From Marcus Tullius Cicero (106 - 43 B.C.). Cicero's voluminous writings include poetry (both his own and translations from the Greek); orations (fifty-eight have survived, forty-eight are lost); compositions about rhetoric, philosophy, morals, and politics; as well as letters. His formal discourses are important historically because they contain much information on ancient thoughts. His letters are the primary source for our knowledge of the period.

After Caesar's murder, Cicero violently attacked Mark Antony in his celebrated Philippics.
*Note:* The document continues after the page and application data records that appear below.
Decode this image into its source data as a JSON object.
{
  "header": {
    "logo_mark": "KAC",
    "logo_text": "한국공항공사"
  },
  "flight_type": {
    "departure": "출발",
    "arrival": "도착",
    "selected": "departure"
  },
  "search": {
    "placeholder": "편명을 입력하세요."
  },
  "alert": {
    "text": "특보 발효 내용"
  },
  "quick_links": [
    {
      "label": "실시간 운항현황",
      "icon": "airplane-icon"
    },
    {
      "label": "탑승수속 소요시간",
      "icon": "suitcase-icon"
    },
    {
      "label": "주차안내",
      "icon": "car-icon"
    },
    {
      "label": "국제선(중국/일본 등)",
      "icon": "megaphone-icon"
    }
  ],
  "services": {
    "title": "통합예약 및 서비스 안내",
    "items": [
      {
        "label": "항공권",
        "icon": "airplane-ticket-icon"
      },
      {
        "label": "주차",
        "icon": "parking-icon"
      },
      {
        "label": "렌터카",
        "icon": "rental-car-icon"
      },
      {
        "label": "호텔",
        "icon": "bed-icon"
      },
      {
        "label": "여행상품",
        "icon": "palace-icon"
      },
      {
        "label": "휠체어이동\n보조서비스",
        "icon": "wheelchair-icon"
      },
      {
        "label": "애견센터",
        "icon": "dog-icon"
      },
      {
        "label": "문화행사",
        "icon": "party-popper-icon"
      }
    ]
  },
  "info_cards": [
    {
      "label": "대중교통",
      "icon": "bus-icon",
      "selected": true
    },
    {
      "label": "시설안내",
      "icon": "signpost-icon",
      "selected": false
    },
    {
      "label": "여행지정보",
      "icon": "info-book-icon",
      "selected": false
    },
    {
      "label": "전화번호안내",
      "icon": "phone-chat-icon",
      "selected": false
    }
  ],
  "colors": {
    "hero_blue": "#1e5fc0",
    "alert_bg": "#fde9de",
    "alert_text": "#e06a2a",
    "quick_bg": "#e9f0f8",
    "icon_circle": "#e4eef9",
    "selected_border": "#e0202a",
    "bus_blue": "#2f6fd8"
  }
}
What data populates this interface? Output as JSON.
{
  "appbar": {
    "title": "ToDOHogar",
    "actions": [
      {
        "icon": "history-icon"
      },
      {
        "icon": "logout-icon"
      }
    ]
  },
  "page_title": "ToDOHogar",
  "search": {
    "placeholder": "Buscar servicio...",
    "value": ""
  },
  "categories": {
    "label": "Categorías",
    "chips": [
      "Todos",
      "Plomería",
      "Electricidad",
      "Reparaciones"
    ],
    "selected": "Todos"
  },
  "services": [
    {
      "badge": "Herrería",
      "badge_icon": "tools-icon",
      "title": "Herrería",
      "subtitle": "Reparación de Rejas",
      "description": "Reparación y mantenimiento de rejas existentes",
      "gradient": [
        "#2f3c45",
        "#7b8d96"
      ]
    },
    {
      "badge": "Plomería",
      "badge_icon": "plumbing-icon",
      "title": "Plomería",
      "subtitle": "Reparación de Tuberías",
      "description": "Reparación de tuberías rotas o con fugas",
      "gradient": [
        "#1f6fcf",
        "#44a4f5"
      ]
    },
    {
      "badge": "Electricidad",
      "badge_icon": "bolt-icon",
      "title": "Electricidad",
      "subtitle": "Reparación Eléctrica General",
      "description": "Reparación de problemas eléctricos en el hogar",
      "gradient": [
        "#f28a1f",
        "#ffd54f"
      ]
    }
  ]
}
When the second triumvirate was formed, he was put on the list of those who were to be killed and was murdered by Antony's agents.

1. To question the validity or truthfulness of something.
2. To oppose, to contradict, or to call into question.
3. To assail by criticism, argument, or action.
Opposition; resistance.
1. Tending to awaken hostility; hostile; opposing; warring; combative.
2. Active in opposing, being antagonistic, and contrary.
1. Someone who opposes or attacks.
2. Anything which opposes.
3. Someone who calls anyone or anything into question.
1. As much as is taken up between the thumb and two first fingers.
2. Etymology: from Latin pugillus, pugillum, "a handful"; akin to pugnus, "fist".
pugilant (adjective), more pugilant, most pugilant
Characterized by boxing or fighting and used mostly figuratively: Steven seemed to be in a pugilant mood, being belligerent and very aggressive.
pugilism (s) (noun), pugilisms (pl)
Involvement in the sport of fighting with the fists: Arthur's father was active in the profession of pugilism, but Arthur certainly didn't like this sport at all because it was so aggressive and caused injuries.
pugilist (s) (noun), pugilists (pl)
1. Someone who practices the art of boxing: Lance was a professional fighter, or a pugilist, and studied his opponent carefully first before the first round started.
2. A boxer, a fighter, used in a figurative sense: A pugilist can be a vigorous controversialist, or a person who likes to disagree with other people and say things that make them angry.